In recent months we have received a number of calls enquiring about the VAT liability on cosmetic treatments. To put it simply is the supply of cosmetic treatments “medical care” or not?

In Ltd v HMRC [2024] TC09030, the First Tier Tribunal (FTT) found that a private medical clinic offering cosmetic treatments was not providing medical care. Its supplies were therefore standard rated for VAT.

Background Ltd (ADCL) is a private medical clinic providing a wide range of cosmetic services such as botox, facial volumising fillers, dermal fillers, and laser treatments primarily used for the repair of sun or sunbed damage.

ADCL’s sole owner and director was Dr McKeown, a qualified doctor registered with the General Medical Council and the British College of Aesthetic Medicine.

Following a VAT enquiry, HMRC to the view that ADCL’s supplies were purely cosmetic and did not constitute medical care, which would have been exempt from VAT. HMRC issued a decision notice that ADCL was required to Register for VAT, having made taxable supplies over the VAT threshold.

VAT legislation

Item 1, Group 7, of Schedule 9 of the VAT Act 1994 exempts the supply of services consisting of the provision of medical care by certain registered medical practitioners. Medical care in this context means diagnosing, treating and, in so far as possible, curing diseases or health disorders.

VAT Tribunal

The VAT Tribunal found that the services provided by ADCL were not, in the round, medical care. Establishing the facts in this case was far from straightforward.

No accurate picture of ADCL’s activities in any period was provided and there was no credible or coherent evidence to establish that ADCL was providing medical care.

While ‘health disorders’, within the meaning of medical care, can encompass psychological issues, ADCL failed to prove the nature and extent of any such issues for individual patients.

Patients chose ADCL’s services because they wished to improve their appearance. ADCL’s website encapsulated that thinking and patient questionnaires showed it to be the case.

Individuals worrying that they were looking older were not suffering from a health disorder.

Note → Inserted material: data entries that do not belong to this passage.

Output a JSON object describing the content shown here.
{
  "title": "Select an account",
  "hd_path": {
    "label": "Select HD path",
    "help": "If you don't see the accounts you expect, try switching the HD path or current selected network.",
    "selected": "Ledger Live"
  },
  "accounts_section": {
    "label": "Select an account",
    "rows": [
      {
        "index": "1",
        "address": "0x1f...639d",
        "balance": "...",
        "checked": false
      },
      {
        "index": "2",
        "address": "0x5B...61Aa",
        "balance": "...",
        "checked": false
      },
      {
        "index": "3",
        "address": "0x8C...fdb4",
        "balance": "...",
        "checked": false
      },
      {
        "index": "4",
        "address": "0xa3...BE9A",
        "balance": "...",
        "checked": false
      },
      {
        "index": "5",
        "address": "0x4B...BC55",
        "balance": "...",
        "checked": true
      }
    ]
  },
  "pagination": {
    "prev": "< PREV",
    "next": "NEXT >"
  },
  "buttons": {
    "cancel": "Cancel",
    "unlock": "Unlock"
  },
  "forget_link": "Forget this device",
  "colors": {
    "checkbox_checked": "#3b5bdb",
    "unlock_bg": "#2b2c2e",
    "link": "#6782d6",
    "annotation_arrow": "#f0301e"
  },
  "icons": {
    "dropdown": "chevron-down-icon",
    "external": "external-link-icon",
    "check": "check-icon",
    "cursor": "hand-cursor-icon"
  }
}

Ageing is not generally viewed as a disease. Sun and nicotine damage are not part of the ageing process; these are self-inflicted damage.
While sun or nicotine-damaged skin may be a health disorder in cases such as melanoma, in general, they are not.

Although ADCL assisted patients in achieving their goals concerning their appearance in a kind and supportive manner, this was not medical care.

Patients wanted to feel better and look less tired or old; they hoped to achieve greater self-esteem. This did not amount to medical care.

The VAT appeal was dismissed.

The VAT liability on cosmetic treatments in this case was found to be standard rated.  As the burden of proof is on the taxpayer, it is necessary to produce sufficient evidence, when called upon to do so, to support taking a particular view. ADCL was not able to produce adequate evidence to support its supplies being exempt from VAT within the medical care exemption.

VAT guidance

HMRC’s guidance on health and welfare can be found at